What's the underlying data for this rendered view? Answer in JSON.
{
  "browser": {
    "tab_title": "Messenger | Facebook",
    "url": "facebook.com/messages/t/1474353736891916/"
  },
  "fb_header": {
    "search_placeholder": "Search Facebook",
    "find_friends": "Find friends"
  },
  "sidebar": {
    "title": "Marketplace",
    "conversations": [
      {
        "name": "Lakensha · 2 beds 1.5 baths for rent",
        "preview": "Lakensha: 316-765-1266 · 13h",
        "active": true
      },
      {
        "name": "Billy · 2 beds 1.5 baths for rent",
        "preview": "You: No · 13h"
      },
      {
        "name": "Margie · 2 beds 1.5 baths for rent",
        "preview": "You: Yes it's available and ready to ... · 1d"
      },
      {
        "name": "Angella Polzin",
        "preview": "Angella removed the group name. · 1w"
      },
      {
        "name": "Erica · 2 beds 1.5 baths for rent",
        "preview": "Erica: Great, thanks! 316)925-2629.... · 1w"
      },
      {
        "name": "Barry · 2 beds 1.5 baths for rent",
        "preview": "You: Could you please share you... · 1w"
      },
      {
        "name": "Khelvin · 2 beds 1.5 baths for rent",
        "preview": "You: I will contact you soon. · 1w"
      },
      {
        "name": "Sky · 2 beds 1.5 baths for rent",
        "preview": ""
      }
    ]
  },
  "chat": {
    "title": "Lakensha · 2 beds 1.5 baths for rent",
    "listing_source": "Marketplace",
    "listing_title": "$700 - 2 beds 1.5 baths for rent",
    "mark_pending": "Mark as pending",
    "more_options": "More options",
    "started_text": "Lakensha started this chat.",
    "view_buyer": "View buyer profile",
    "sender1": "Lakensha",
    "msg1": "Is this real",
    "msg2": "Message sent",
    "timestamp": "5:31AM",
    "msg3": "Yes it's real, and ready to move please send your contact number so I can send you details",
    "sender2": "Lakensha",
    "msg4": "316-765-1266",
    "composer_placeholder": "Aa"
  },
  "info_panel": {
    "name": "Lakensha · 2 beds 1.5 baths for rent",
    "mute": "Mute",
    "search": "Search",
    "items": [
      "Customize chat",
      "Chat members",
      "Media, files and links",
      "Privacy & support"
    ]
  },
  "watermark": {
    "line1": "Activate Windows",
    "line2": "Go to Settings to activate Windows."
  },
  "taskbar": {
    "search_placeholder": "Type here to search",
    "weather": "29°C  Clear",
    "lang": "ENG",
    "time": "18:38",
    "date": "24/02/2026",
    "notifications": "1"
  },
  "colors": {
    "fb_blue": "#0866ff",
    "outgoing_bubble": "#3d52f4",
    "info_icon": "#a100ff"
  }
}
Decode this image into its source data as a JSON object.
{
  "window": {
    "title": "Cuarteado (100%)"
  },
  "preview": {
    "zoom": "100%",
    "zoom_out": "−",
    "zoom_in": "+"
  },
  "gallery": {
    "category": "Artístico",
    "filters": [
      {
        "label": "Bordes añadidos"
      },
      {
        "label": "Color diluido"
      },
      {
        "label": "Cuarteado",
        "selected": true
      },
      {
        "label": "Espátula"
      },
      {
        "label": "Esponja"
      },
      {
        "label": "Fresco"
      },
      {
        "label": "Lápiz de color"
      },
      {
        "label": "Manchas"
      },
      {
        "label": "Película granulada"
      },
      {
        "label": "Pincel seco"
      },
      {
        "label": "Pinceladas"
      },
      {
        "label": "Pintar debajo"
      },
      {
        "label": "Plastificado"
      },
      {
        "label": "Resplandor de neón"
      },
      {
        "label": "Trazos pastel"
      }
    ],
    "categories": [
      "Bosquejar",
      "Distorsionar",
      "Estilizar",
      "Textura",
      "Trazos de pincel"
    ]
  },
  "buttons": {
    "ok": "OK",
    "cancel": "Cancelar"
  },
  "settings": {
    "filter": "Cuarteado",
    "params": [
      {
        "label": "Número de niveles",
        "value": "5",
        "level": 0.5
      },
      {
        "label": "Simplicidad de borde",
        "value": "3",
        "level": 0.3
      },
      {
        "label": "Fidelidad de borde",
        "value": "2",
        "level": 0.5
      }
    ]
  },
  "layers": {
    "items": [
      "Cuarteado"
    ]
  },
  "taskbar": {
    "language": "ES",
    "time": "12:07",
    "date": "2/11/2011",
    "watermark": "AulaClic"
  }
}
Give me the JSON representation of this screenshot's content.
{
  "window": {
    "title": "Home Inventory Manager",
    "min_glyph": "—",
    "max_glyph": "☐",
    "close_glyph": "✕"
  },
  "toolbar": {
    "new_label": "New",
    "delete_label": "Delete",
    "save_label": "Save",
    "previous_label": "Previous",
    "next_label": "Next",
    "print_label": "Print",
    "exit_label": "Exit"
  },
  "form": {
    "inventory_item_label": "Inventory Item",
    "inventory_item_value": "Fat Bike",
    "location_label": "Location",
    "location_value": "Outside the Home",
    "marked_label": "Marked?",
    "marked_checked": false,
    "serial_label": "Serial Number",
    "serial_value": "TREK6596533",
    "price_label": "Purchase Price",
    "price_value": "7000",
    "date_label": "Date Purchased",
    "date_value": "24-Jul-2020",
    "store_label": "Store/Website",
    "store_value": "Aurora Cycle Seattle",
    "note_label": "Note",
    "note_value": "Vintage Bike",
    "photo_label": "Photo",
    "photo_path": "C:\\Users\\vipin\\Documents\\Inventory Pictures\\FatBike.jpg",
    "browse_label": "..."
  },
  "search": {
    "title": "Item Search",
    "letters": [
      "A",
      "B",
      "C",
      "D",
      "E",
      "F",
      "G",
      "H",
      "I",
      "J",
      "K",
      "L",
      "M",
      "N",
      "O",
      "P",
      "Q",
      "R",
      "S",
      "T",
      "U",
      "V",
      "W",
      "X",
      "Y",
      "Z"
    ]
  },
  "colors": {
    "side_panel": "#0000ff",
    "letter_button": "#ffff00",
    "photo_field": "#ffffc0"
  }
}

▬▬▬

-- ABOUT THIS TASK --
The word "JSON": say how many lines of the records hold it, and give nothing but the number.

-- WORKED SOLUTION --
3